*SOURCE MATERIAL*:
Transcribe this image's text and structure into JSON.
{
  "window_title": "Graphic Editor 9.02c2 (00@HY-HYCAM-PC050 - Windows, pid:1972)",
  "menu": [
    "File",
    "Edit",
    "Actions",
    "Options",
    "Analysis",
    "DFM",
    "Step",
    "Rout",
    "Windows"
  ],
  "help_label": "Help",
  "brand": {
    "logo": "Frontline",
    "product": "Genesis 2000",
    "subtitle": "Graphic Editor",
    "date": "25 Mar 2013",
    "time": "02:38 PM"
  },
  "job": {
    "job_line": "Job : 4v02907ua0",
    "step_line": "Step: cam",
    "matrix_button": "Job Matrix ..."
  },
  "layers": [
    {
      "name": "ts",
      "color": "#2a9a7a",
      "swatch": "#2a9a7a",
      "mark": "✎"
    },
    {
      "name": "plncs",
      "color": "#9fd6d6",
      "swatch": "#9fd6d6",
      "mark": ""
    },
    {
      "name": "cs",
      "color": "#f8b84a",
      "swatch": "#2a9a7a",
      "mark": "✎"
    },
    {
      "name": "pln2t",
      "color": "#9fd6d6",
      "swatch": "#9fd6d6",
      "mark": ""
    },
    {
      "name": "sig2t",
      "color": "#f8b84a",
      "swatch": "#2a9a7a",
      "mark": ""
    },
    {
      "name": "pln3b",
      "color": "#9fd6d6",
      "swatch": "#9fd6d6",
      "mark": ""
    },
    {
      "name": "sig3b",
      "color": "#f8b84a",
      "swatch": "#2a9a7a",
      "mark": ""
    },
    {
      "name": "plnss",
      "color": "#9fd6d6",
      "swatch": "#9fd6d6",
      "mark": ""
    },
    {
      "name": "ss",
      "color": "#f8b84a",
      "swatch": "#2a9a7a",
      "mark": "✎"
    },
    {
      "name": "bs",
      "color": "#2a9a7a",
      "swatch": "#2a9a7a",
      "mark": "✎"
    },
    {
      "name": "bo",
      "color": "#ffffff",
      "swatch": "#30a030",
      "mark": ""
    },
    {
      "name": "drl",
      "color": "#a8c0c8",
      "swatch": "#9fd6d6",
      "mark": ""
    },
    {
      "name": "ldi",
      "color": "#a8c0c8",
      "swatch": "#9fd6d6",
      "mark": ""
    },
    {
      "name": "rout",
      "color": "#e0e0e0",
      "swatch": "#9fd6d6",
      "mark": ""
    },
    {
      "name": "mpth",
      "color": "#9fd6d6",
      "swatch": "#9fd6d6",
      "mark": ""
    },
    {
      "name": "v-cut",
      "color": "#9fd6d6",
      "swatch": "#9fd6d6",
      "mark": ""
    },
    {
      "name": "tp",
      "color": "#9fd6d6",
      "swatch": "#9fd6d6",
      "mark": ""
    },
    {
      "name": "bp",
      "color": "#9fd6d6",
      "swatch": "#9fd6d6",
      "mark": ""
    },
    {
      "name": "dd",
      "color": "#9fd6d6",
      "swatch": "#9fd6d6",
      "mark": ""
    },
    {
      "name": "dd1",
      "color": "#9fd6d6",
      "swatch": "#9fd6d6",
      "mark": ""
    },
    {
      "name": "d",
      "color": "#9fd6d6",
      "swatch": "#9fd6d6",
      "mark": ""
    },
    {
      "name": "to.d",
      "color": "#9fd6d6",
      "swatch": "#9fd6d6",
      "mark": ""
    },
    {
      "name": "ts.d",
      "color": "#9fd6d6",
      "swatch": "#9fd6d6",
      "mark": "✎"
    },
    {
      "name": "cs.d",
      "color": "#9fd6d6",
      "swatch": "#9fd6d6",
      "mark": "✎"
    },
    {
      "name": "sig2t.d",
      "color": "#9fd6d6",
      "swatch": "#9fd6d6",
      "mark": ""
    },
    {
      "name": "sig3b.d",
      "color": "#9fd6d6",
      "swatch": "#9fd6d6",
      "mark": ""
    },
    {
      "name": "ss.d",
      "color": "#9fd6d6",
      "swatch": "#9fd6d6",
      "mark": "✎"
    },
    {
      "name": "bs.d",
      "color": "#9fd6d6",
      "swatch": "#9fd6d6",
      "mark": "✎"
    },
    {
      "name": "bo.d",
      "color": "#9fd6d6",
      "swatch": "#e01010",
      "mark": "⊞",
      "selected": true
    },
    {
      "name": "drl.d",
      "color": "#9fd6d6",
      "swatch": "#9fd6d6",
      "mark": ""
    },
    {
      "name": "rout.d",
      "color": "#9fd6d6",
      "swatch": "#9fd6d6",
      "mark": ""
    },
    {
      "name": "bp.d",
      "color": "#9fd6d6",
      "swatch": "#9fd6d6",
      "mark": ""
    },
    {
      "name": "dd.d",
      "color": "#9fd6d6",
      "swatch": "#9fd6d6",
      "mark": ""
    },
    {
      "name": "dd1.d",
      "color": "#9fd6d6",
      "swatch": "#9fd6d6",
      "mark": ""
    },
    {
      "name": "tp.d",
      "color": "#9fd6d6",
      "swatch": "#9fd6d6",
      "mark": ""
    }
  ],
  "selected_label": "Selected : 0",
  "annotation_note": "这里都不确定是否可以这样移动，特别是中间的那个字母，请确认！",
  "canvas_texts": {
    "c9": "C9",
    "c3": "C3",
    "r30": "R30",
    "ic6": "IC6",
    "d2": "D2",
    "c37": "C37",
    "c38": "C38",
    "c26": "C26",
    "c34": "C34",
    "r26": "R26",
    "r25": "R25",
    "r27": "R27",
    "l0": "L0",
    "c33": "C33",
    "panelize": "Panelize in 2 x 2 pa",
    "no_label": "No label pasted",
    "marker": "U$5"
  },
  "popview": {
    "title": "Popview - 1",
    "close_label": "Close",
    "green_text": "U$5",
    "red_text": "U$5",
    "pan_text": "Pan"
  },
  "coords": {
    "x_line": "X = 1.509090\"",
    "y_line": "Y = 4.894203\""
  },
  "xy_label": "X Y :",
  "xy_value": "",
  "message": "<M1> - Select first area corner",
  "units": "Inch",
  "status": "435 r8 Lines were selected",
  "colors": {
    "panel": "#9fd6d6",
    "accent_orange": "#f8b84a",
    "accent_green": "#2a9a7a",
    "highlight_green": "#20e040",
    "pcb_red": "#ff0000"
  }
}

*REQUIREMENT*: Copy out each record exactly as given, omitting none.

*TASK RESPONSE*:
Transcribe this image's text and structure into JSON.
{
  "window_title": "Graphic Editor 9.02c2 (00@HY-HYCAM-PC050 - Windows, pid:1972)",
  "menu": [
    "File",
    "Edit",
    "Actions",
    "Options",
    "Analysis",
    "DFM",
    "Step",
    "Rout",
    "Windows"
  ],
  "help_label": "Help",
  "brand": {
    "logo": "Frontline",
    "product": "Genesis 2000",
    "subtitle": "Graphic Editor",
    "date": "25 Mar 2013",
    "time": "02:38 PM"
  },
  "job": {
    "job_line": "Job : 4v02907ua0",
    "step_line": "Step: cam",
    "matrix_button": "Job Matrix ..."
  },
  "layers": [
    {
      "name": "ts",
      "color": "#2a9a7a",
      "swatch": "#2a9a7a",
      "mark": "✎"
    },
    {
      "name": "plncs",
      "color": "#9fd6d6",
      "swatch": "#9fd6d6",
      "mark": ""
    },
    {
      "name": "cs",
      "color": "#f8b84a",
      "swatch": "#2a9a7a",
      "mark": "✎"
    },
    {
      "name": "pln2t",
      "color": "#9fd6d6",
      "swatch": "#9fd6d6",
      "mark": ""
    },
    {
      "name": "sig2t",
      "color": "#f8b84a",
      "swatch": "#2a9a7a",
      "mark": ""
    },
    {
      "name": "pln3b",
      "color": "#9fd6d6",
      "swatch": "#9fd6d6",
      "mark": ""
    },
    {
      "name": "sig3b",
      "color": "#f8b84a",
      "swatch": "#2a9a7a",
      "mark": ""
    },
    {
      "name": "plnss",
      "color": "#9fd6d6",
      "swatch": "#9fd6d6",
      "mark": ""
    },
    {
      "name": "ss",
      "color": "#f8b84a",
      "swatch": "#2a9a7a",
      "mark": "✎"
    },
    {
      "name": "bs",
      "color": "#2a9a7a",
      "swatch": "#2a9a7a",
      "mark": "✎"
    },
    {
      "name": "bo",
      "color": "#ffffff",
      "swatch": "#30a030",
      "mark": ""
    },
    {
      "name": "drl",
      "color": "#a8c0c8",
      "swatch": "#9fd6d6",
      "mark": ""
    },
    {
      "name": "ldi",
      "color": "#a8c0c8",
      "swatch": "#9fd6d6",
      "mark": ""
    },
    {
      "name": "rout",
      "color": "#e0e0e0",
      "swatch": "#9fd6d6",
      "mark": ""
    },
    {
      "name": "mpth",
      "color": "#9fd6d6",
      "swatch": "#9fd6d6",
      "mark": ""
    },
    {
      "name": "v-cut",
      "color": "#9fd6d6",
      "swatch": "#9fd6d6",
      "mark": ""
    },
    {
      "name": "tp",
      "color": "#9fd6d6",
      "swatch": "#9fd6d6",
      "mark": ""
    },
    {
      "name": "bp",
      "color": "#9fd6d6",
      "swatch": "#9fd6d6",
      "mark": ""
    },
    {
      "name": "dd",
      "color": "#9fd6d6",
      "swatch": "#9fd6d6",
      "mark": ""
    },
    {
      "name": "dd1",
      "color": "#9fd6d6",
      "swatch": "#9fd6d6",
      "mark": ""
    },
    {
      "name": "d",
      "color": "#9fd6d6",
      "swatch": "#9fd6d6",
      "mark": ""
    },
    {
      "name": "to.d",
      "color": "#9fd6d6",
      "swatch": "#9fd6d6",
      "mark": ""
    },
    {
      "name": "ts.d",
      "color": "#9fd6d6",
      "swatch": "#9fd6d6",
      "mark": "✎"
    },
    {
      "name": "cs.d",
      "color": "#9fd6d6",
      "swatch": "#9fd6d6",
      "mark": "✎"
    },
    {
      "name": "sig2t.d",
      "color": "#9fd6d6",
      "swatch": "#9fd6d6",
      "mark": ""
    },
    {
      "name": "sig3b.d",
      "color": "#9fd6d6",
      "swatch": "#9fd6d6",
      "mark": ""
    },
    {
      "name": "ss.d",
      "color": "#9fd6d6",
      "swatch": "#9fd6d6",
      "mark": "✎"
    },
    {
      "name": "bs.d",
      "color": "#9fd6d6",
      "swatch": "#9fd6d6",
      "mark": "✎"
    },
    {
      "name": "bo.d",
      "color": "#9fd6d6",
      "swatch": "#e01010",
      "mark": "⊞",
      "selected": true
    },
    {
      "name": "drl.d",
      "color": "#9fd6d6",
      "swatch": "#9fd6d6",
      "mark": ""
    },
    {
      "name": "rout.d",
      "color": "#9fd6d6",
      "swatch": "#9fd6d6",
      "mark": ""
    },
    {
      "name": "bp.d",
      "color": "#9fd6d6",
      "swatch": "#9fd6d6",
      "mark": ""
    },
    {
      "name": "dd.d",
      "color": "#9fd6d6",
      "swatch": "#9fd6d6",
      "mark": ""
    },
    {
      "name": "dd1.d",
      "color": "#9fd6d6",
      "swatch": "#9fd6d6",
      "mark": ""
    },
    {
      "name": "tp.d",
      "color": "#9fd6d6",
      "swatch": "#9fd6d6",
      "mark": ""
    }
  ],
  "selected_label": "Selected : 0",
  "annotation_note": "这里都不确定是否可以这样移动，特别是中间的那个字母，请确认！",
  "canvas_texts": {
    "c9": "C9",
    "c3": "C3",
    "r30": "R30",
    "ic6": "IC6",
    "d2": "D2",
    "c37": "C37",
    "c38": "C38",
    "c26": "C26",
    "c34": "C34",
    "r26": "R26",
    "r25": "R25",
    "r27": "R27",
    "l0": "L0",
    "c33": "C33",
    "panelize": "Panelize in 2 x 2 pa",
    "no_label": "No label pasted",
    "marker": "U$5"
  },
  "popview": {
    "title": "Popview - 1",
    "close_label": "Close",
    "green_text": "U$5",
    "red_text": "U$5",
    "pan_text": "Pan"
  },
  "coords": {
    "x_line": "X = 1.509090\"",
    "y_line": "Y = 4.894203\""
  },
  "xy_label": "X Y :",
  "xy_value": "",
  "message": "<M1> - Select first area corner",
  "units": "Inch",
  "status": "435 r8 Lines were selected",
  "colors": {
    "panel": "#9fd6d6",
    "accent_orange": "#f8b84a",
    "accent_green": "#2a9a7a",
    "highlight_green": "#20e040",
    "pcb_red": "#ff0000"
  }
}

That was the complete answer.